• **ABOUT THIS TASK**: Pull out each line of the records holding the string "JSON".

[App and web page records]
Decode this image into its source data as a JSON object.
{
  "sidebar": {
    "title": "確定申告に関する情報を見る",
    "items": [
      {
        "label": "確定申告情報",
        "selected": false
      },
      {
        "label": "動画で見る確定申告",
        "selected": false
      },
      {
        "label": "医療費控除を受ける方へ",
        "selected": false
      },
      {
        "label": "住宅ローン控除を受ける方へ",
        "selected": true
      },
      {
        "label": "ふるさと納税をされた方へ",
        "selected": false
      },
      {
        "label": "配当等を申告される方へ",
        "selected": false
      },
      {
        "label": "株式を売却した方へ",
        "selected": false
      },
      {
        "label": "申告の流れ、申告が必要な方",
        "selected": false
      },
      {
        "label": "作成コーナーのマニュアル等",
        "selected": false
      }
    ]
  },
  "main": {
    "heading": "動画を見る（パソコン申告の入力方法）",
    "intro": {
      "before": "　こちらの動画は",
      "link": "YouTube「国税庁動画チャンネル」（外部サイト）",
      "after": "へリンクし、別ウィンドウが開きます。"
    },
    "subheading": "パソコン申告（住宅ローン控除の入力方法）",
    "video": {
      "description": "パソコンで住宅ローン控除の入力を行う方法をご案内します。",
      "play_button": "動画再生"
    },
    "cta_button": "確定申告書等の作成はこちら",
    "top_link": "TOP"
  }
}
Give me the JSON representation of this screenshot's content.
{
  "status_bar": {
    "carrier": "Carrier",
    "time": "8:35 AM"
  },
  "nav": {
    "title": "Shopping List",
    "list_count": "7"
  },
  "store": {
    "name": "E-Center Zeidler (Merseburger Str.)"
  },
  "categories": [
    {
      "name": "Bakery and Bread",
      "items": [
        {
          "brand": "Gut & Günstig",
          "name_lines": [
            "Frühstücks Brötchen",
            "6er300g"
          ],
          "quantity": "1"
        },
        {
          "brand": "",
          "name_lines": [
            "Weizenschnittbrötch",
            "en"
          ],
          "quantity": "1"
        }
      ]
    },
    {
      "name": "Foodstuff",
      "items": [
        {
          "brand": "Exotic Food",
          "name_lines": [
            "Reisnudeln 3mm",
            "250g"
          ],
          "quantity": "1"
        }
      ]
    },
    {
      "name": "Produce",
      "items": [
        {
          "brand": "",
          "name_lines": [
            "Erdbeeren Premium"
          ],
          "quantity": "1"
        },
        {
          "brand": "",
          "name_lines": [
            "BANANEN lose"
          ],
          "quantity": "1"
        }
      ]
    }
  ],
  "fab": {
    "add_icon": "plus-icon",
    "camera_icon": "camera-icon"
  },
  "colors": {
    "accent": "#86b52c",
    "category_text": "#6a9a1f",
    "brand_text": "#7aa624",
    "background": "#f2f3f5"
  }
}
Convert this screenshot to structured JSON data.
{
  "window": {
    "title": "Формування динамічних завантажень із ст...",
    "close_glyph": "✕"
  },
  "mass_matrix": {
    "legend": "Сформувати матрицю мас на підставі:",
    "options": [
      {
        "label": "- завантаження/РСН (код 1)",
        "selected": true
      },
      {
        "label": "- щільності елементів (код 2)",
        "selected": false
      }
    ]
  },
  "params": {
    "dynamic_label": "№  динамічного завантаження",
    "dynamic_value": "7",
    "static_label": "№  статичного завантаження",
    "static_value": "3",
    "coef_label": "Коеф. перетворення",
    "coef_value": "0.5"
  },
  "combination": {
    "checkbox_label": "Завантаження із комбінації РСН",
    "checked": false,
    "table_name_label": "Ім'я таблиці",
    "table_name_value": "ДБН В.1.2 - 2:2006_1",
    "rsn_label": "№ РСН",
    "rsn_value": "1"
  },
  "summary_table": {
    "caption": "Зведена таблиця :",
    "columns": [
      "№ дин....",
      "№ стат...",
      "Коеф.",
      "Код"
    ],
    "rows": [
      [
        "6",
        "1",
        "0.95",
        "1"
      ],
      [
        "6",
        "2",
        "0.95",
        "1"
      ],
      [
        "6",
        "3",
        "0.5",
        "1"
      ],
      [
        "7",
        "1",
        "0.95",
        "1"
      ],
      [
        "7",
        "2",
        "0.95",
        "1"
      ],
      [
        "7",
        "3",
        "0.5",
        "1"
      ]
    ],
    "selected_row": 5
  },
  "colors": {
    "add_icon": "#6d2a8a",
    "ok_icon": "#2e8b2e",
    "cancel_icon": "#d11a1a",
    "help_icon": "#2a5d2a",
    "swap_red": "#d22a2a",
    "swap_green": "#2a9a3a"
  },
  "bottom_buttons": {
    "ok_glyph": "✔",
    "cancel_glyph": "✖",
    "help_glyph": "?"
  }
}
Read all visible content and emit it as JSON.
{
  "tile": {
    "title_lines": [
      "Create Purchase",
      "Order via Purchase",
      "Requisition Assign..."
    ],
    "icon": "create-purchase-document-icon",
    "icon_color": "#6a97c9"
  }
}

• **EXERCISE SOLUTION**:
Decode this image into its source data as a JSON object.
Give me the JSON representation of this screenshot's content.
Convert this screenshot to structured JSON data.
Read all visible content and emit it as JSON.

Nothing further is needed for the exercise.